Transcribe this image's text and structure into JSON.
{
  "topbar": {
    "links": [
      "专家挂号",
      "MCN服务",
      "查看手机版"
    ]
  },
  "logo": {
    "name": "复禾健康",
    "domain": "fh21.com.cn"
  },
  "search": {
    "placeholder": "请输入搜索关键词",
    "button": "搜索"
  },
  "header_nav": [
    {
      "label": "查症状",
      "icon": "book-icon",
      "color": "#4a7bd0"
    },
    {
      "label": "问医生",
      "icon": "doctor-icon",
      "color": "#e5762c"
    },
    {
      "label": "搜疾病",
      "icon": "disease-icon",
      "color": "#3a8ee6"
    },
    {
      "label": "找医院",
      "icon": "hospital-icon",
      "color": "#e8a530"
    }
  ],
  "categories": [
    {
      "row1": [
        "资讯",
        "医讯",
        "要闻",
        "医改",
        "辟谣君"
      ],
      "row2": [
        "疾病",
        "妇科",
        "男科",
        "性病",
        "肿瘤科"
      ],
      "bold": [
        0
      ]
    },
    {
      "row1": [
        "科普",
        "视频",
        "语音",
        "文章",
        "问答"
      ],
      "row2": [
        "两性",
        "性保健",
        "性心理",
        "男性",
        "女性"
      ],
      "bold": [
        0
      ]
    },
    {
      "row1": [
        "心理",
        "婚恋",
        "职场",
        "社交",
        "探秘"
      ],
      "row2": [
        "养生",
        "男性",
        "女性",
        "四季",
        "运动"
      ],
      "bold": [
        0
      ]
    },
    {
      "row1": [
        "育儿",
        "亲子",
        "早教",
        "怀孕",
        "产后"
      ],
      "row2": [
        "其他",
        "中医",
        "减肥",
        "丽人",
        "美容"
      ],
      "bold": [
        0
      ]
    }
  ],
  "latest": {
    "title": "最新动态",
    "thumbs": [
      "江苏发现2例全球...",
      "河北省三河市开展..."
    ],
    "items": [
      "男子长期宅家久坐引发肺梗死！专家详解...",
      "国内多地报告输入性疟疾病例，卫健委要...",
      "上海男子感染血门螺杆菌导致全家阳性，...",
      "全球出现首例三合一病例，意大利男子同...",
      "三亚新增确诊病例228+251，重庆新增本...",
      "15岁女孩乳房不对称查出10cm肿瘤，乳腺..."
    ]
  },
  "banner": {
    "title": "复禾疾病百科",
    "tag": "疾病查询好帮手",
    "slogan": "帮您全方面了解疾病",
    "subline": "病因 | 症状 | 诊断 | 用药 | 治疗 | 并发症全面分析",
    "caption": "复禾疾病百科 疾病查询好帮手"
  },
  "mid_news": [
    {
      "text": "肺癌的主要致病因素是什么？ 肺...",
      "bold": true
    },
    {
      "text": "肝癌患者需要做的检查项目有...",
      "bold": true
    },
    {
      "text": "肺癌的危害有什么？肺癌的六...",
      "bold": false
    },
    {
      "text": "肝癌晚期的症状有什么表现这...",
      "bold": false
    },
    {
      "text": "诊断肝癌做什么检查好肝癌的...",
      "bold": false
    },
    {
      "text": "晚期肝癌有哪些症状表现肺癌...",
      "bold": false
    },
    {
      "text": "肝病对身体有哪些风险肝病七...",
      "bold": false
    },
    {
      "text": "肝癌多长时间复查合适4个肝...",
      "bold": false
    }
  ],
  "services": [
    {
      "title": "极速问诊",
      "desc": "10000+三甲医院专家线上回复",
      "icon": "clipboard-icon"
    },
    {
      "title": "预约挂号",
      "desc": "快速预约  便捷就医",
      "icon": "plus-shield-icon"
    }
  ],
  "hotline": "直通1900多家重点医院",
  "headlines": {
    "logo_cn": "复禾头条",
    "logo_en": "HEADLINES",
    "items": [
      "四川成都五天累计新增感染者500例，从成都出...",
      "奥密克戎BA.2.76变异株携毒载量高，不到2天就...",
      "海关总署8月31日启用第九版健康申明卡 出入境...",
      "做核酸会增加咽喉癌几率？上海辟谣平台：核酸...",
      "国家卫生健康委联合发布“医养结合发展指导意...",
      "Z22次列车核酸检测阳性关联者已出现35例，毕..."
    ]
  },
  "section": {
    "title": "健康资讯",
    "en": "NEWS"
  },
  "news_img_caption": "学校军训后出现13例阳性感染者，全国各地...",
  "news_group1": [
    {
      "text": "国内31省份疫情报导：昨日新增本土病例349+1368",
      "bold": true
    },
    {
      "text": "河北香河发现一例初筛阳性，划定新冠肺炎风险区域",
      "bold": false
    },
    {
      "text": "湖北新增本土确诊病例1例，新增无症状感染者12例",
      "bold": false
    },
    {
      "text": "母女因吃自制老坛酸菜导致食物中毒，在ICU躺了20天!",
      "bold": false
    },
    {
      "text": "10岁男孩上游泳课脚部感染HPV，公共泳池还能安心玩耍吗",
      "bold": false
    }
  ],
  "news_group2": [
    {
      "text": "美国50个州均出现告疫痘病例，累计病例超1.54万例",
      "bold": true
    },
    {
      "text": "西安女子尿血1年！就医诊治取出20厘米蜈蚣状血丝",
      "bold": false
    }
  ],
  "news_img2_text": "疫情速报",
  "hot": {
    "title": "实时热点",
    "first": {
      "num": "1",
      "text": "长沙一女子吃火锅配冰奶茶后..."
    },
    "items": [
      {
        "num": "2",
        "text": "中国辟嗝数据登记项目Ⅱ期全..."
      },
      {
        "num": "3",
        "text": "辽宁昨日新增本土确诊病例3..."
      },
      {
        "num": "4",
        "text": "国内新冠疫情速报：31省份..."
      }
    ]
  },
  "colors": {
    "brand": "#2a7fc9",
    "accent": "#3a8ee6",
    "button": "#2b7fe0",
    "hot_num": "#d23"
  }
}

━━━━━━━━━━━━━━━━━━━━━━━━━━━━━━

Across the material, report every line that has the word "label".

      "label": "查症状",
      "label": "问医生",
      "label": "搜疾病",
      "label": "找医院",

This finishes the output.